Friday, September 16, 2016 by JD Heyes
If you’ve never heard of the word “frankenskeeter,” you’re about to hear it used quite a bit, especially if you live in or near southern Florida. It seems that a growing number of state lawmakers want to employ them to kill off “skeeters” that are carrying usually mild Zika virus.
As reported by AMI Newswire, several state lawmakers urged federal health officials last week to permit the deployment of GMO-modified mosquitoes as a means of combating the spread of the virus.
Opponents of the plan, however, say that they fear the genetically altered insects, developed by British company Oxitec, would create a cycle of unintended consequences for the environment.
Still, lawmakers are pushing for the release of “frankenskeeters” despite the fact that their test release in a proposed field in the Florida Keys is proving controversial. There, a mosquito control board has been fielding vocal opposition to the plan.
As such, the Florida Keys Mosquito Control District is placing nonbinding referendums about the trials on a pair of county ballots that will appear on the Nov. 8 elections to get an idea of how voters feel about them before getting final approval.
AMI Newswire noted that Oxitec has reported use of the frankenskeeters in the Cayman Islands, Brazil and Panama has led to 90-percent decreases in the local populations of the Zika-carrying Aedes aegypti mosquitoes.
But as reported by Natural News in February, oddly enough the same region where GMO mosquitoes were released happens to be the Brazilian epicenter of where the current Zika outbreak began in 2015. In fact, just months after the genetically altered mosquitoes were released, thousands of babies were born with birth defects.
What makes the association of these birth defects – in the form of microcephaly – and the Zika virus odd is that the virus itself has been around since 1947, and since then, just a few cases of the virus have appeared. Over the years there have been cases but nothing like what is taking place now.
And yet, American leaders seem intent on perpetuating what may in fact be very bad policy. In a letter to the Department of Health and Human Services, 61 members of the Florida House of Representatives have sought federal permission to give the state authority to deploy the frankenskeeters.
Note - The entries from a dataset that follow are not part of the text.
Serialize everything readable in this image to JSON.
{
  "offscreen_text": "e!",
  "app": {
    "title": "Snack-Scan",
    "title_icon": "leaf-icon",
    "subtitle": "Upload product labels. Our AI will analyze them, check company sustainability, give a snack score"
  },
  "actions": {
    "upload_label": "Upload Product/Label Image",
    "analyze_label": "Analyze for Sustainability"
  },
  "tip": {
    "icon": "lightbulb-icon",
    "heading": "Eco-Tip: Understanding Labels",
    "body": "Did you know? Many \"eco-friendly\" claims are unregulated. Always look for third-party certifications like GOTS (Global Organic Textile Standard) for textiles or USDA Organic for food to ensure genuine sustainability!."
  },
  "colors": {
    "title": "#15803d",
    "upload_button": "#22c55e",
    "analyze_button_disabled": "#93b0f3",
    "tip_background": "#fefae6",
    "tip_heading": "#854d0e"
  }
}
“If the federal government follows its normal bureaucratic processes, it might take years for Florida to access this technology,” the lawmakers said in the Sept. 6 letter. “Such a delay presents an unnecessary health risk to the people of our state. Red tape is never an acceptable justification for the loss of human life.”
The history of humans tampering with their surrounding environment is not good. As we’ve seen with Monsanto’s chemical violence and manipulation of crop strains to vaccine-induced autism, when we change the natural order, bad things can and have happened.
Florida lawmakers would do well to heed this advice and drop this frankenskeeter plan.